“40% of people think they have an allergy”
We launched Making Sense of Allergies last week. Our communication about the extent and perception of allergy in developed countries said that “One study found 40% of people report they have a food allergy.” We need to correct that to 38.4% of people said they thought they had a food allergy. This had been referred to as 40% by someone working with us on the guide and that figure got into our publication announcement (though not into the guide itself).

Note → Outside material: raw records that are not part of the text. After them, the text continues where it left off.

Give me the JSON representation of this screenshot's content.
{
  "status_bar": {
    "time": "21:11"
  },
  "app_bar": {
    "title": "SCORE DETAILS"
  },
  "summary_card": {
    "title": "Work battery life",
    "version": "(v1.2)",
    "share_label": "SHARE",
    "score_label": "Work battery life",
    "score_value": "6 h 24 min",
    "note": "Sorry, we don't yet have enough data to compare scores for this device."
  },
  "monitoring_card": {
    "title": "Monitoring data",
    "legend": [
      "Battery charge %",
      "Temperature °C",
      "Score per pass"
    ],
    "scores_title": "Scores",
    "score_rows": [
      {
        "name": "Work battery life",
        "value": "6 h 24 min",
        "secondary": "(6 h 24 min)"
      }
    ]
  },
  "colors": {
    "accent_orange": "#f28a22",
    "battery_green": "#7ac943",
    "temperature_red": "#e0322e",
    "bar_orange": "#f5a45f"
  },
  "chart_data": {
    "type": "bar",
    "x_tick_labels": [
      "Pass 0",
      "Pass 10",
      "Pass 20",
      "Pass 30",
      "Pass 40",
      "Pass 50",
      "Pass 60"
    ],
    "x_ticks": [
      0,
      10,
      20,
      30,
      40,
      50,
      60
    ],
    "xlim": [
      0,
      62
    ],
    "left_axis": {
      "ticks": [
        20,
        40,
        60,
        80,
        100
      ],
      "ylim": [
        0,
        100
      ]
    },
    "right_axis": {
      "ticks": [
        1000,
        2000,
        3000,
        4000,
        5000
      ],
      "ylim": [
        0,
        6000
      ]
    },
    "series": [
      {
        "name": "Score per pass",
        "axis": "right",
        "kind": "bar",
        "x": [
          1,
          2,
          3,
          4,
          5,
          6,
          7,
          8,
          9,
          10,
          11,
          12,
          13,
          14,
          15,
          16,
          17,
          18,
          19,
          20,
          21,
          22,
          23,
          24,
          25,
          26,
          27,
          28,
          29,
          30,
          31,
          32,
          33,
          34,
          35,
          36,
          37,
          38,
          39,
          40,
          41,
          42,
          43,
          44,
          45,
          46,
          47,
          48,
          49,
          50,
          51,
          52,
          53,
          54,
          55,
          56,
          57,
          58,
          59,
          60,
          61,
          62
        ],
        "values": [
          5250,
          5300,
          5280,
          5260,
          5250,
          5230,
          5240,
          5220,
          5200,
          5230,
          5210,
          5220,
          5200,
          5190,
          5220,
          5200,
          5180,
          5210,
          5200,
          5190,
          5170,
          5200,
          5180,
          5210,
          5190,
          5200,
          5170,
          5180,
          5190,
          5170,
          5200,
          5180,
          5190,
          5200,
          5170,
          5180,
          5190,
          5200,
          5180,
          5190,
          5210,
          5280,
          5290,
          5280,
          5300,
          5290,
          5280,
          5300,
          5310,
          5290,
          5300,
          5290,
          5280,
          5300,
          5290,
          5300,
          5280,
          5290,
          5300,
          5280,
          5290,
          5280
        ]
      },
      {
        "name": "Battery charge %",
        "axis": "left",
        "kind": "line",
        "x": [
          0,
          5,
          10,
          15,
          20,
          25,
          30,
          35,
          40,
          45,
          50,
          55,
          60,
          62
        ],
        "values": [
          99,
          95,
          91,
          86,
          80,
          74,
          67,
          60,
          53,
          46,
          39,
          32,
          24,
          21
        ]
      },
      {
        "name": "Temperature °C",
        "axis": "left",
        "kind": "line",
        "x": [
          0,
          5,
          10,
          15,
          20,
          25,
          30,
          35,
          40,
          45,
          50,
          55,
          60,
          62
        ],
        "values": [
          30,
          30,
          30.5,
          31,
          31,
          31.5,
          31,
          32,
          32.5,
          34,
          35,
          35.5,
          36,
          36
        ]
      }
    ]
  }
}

That it was just one study1 which showed 38.4% was not clear in some of the reporting and in some of our communication too. In fact studies have shown varying rates across the world: research done on the Isle of Wight2 found 34% of parents thought their children had a food allergy; a study of Norwegian parents3 found that 35% of them reported an allergy in their children. A meta-analysis4 from 2007 of food allergy perception that included developing countries produced lower rates of around 12% for children and 13% for adults.

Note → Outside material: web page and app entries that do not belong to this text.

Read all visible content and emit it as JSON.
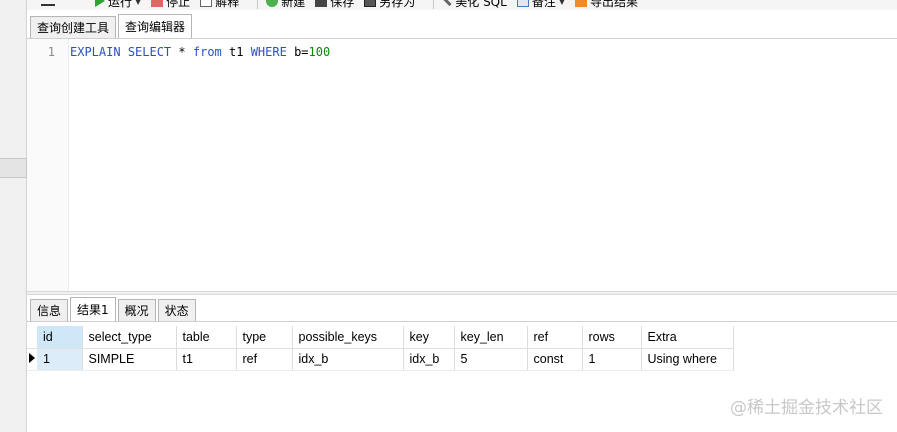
{
  "toolbar": {
    "run_label": "运行",
    "stop_label": "停止",
    "explain_label": "解释",
    "new_label": "新建",
    "save_label": "保存",
    "saveas_label": "另存为",
    "beautify_label": "美化 SQL",
    "note_label": "备注",
    "export_label": "导出结果"
  },
  "editor_tabs": [
    {
      "label": "查询创建工具"
    },
    {
      "label": "查询编辑器"
    }
  ],
  "editor": {
    "line_number": "1",
    "tokens": {
      "explain": "EXPLAIN",
      "select": "SELECT",
      "star": "*",
      "from": "from",
      "table": "t1",
      "where": "WHERE",
      "col": "b=",
      "value": "100"
    }
  },
  "result_tabs": [
    {
      "label": "信息"
    },
    {
      "label": "结果1"
    },
    {
      "label": "概况"
    },
    {
      "label": "状态"
    }
  ],
  "grid": {
    "columns": [
      "id",
      "select_type",
      "table",
      "type",
      "possible_keys",
      "key",
      "key_len",
      "ref",
      "rows",
      "Extra"
    ],
    "rows": [
      [
        "1",
        "SIMPLE",
        "t1",
        "ref",
        "idx_b",
        "idx_b",
        "5",
        "const",
        "1",
        "Using where"
      ]
    ]
  },
  "watermark": "@稀土掘金技术社区",
  "colors": {
    "keyword": "#2a52be",
    "number": "#0b8a0b",
    "selected_header": "#cfe8f8"
  }
}
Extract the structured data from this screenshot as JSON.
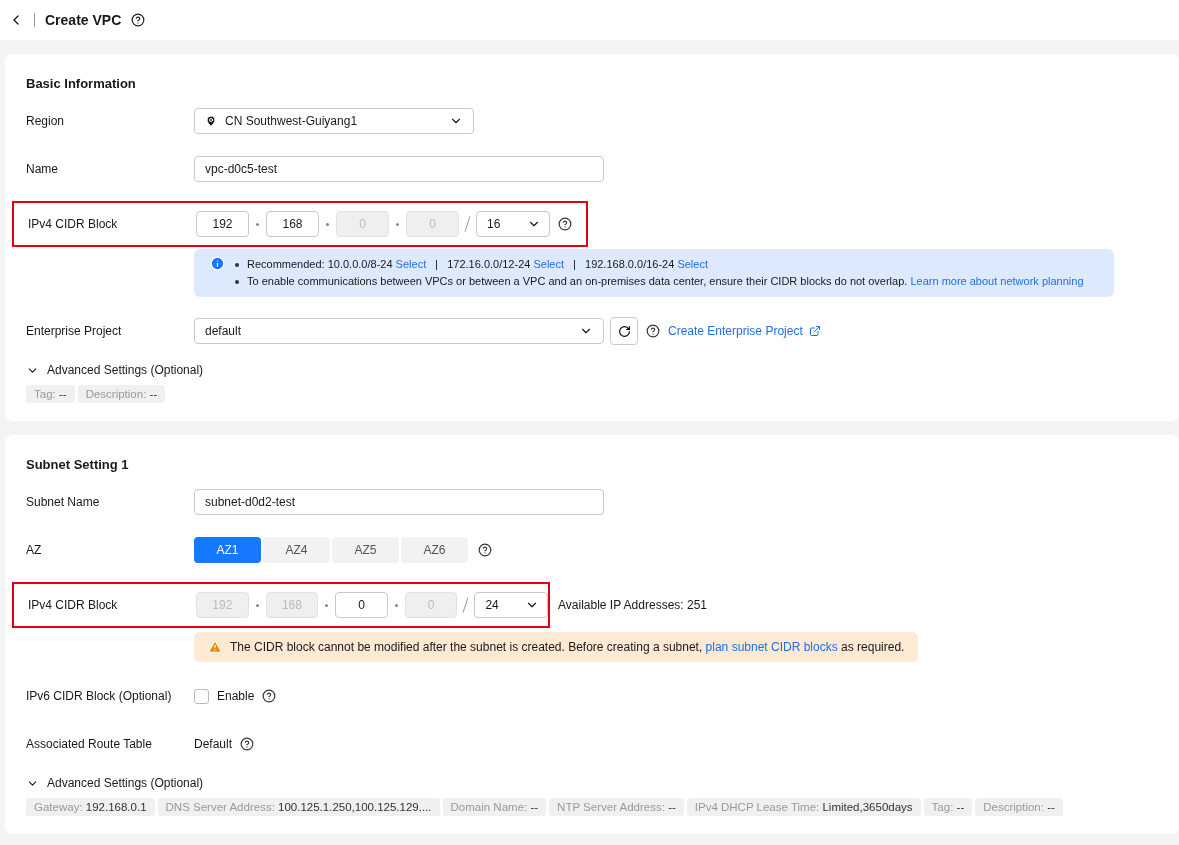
{
  "header": {
    "title": "Create VPC"
  },
  "basic": {
    "title": "Basic Information",
    "region": {
      "label": "Region",
      "value": "CN Southwest-Guiyang1"
    },
    "name": {
      "label": "Name",
      "value": "vpc-d0c5-test"
    },
    "cidr": {
      "label": "IPv4 CIDR Block",
      "highlighted": true,
      "octets": [
        {
          "value": "192",
          "disabled": false
        },
        {
          "value": "168",
          "disabled": false
        },
        {
          "value": "0",
          "disabled": true
        },
        {
          "value": "0",
          "disabled": true
        }
      ],
      "mask": "16"
    },
    "info": {
      "recommended": [
        {
          "text": "Recommended: 10.0.0.0/8-24",
          "link": "Select"
        },
        {
          "text": "172.16.0.0/12-24",
          "link": "Select"
        },
        {
          "text": "192.168.0.0/16-24",
          "link": "Select"
        }
      ],
      "note": "To enable communications between VPCs or between a VPC and an on-premises data center, ensure their CIDR blocks do not overlap.",
      "note_link": "Learn more about network planning"
    },
    "enterprise": {
      "label": "Enterprise Project",
      "value": "default",
      "link": "Create Enterprise Project"
    },
    "advanced": {
      "label": "Advanced Settings (Optional)",
      "expanded": true,
      "tags": [
        {
          "label": "Tag:",
          "value": "--"
        },
        {
          "label": "Description:",
          "value": "--"
        }
      ]
    }
  },
  "subnet": {
    "title": "Subnet Setting 1",
    "name": {
      "label": "Subnet Name",
      "value": "subnet-d0d2-test"
    },
    "az": {
      "label": "AZ",
      "options": [
        {
          "label": "AZ1",
          "selected": true
        },
        {
          "label": "AZ4",
          "selected": false
        },
        {
          "label": "AZ5",
          "selected": false
        },
        {
          "label": "AZ6",
          "selected": false
        }
      ]
    },
    "cidr": {
      "label": "IPv4 CIDR Block",
      "highlighted": true,
      "octets": [
        {
          "value": "192",
          "disabled": true
        },
        {
          "value": "168",
          "disabled": true
        },
        {
          "value": "0",
          "disabled": false
        },
        {
          "value": "0",
          "disabled": true
        }
      ],
      "mask": "24",
      "available": "Available IP Addresses: 251"
    },
    "warning": {
      "text": "The CIDR block cannot be modified after the subnet is created. Before creating a subnet,",
      "link": "plan subnet CIDR blocks",
      "tail": "as required."
    },
    "ipv6": {
      "label": "IPv6 CIDR Block (Optional)",
      "checkbox_label": "Enable",
      "checked": false
    },
    "route": {
      "label": "Associated Route Table",
      "value": "Default"
    },
    "advanced": {
      "label": "Advanced Settings (Optional)",
      "expanded": true,
      "tags": [
        {
          "label": "Gateway:",
          "value": "192.168.0.1"
        },
        {
          "label": "DNS Server Address:",
          "value": "100.125.1.250,100.125.129...."
        },
        {
          "label": "Domain Name:",
          "value": "--"
        },
        {
          "label": "NTP Server Address:",
          "value": "--"
        },
        {
          "label": "IPv4 DHCP Lease Time:",
          "value": "Limited,3650days"
        },
        {
          "label": "Tag:",
          "value": "--"
        },
        {
          "label": "Description:",
          "value": "--"
        }
      ]
    }
  }
}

1. Roehr CC et al. (2004) Food allergy and non-allergic food hypersensitivity in children and adolescents. Clinical and Experimental Allergy 34:1534-41
2. Venter C et al. (2008) Prevalence and cumulative incidence of food hypersensitivity in the first 3 years of life. Allergy 63:354-359

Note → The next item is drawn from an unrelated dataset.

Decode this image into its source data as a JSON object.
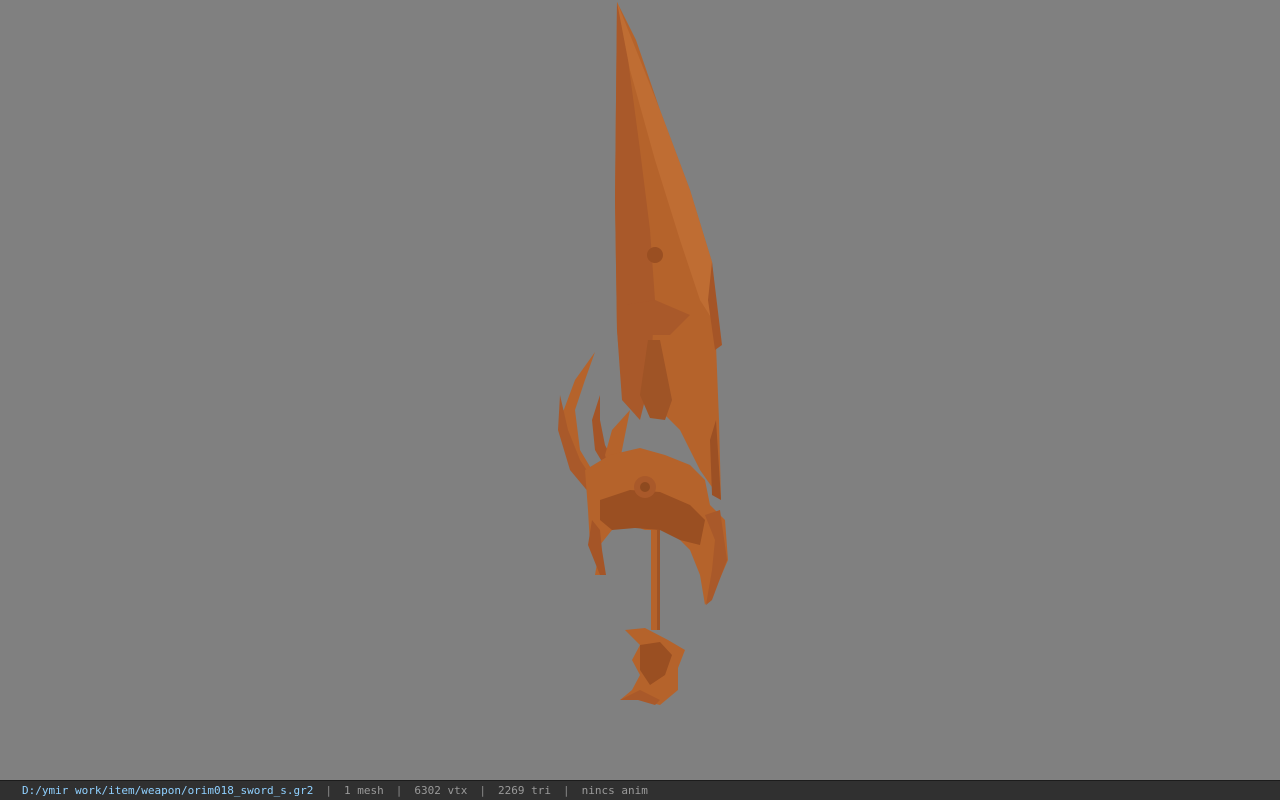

3. Eggesbo M et al. (1999) Prevalence of parentally perceived adverse reactions to food in young children. Paediatric Allergy and Immunology 10: 122-132
4. Rona RJ et al. (2007) The prevalence of food allergy: A meta-analysis. Journal of Allergy and Clinical Immunology 120: 638-646
Document type: For The Record
Published: 10 June 2015
Source: Sense About Science